All three Bible passages invite us to be willing to let go of some things in the past and move into uncharted waters.
Believers must not be content to simply follow a moral code in which they do the right things and avoid the wrong things as our Buddhist friends might say. From Luke 9, the idea comes through clearly that we Cristocentric kingdom members are aliens, nomads, and pilgrims on Earth. Jesus' words about discipleship call us to embrace a lifestyle evocative of the "road not taken" by poet Robert Frost.
Can Galatians help us see that, in every culture, there are radical inner differences between those who are in Christ and those who are not? People in agriculture know that fruit can be cultivated. It is, however, a fruit of the Spirit and not a righteousness stemming from our works. There is freedom in this, but Paul reminds us it's not freedom to practice self-indulgence, which in itself constitutes a form of slavery.
Life to be lived in the Spirit is not simply about trying harder or doing more. It is allowing the Spirit to produce His fruit in us. The inward goodness spoken of in Galatians 5 is a fruit reflecting God. To be sure, that fruit can be cultivated. But it cannot be produced by us alone. The authentic fruit of the Spirit is not a righteousness of works.
In 1937, German pastor Dietrich Bonhoeffer wrote a book titled Cost of Discipleship. The Nazis were opening some of their infamous concentration camps. A pastor friend of Bonhoeffer wa arrested that year. Later, Bonhoeffer himself would be arrested and eventually executed.
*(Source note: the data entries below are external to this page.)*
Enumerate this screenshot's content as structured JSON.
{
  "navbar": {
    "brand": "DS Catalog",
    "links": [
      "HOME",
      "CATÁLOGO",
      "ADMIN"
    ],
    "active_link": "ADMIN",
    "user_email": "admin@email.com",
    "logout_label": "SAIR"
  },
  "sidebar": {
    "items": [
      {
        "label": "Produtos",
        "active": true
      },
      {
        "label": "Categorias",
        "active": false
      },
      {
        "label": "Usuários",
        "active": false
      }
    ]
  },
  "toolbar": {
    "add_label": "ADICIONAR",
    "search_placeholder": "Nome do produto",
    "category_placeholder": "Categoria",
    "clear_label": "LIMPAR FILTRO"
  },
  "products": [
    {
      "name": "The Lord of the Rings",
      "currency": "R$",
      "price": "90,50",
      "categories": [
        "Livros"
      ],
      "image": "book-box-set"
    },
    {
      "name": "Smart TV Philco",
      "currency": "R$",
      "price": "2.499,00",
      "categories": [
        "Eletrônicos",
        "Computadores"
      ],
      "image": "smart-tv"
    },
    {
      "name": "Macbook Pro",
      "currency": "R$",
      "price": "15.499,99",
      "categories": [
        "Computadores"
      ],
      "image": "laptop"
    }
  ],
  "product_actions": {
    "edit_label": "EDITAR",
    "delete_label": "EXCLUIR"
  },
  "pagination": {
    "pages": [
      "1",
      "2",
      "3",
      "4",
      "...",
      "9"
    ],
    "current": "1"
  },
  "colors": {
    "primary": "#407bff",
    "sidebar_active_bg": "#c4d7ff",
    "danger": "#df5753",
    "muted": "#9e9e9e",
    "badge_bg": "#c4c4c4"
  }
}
One of the most memorable lines in Bonhoeffer's book is, "When God calls a man, he bids him come and die." That kind of costly discipleship is included in the radical transformation that these three texts ask us to consider.
Written for the "Missional Preacher," online resource of the American Society of Missiology
-- Howard Culbertson,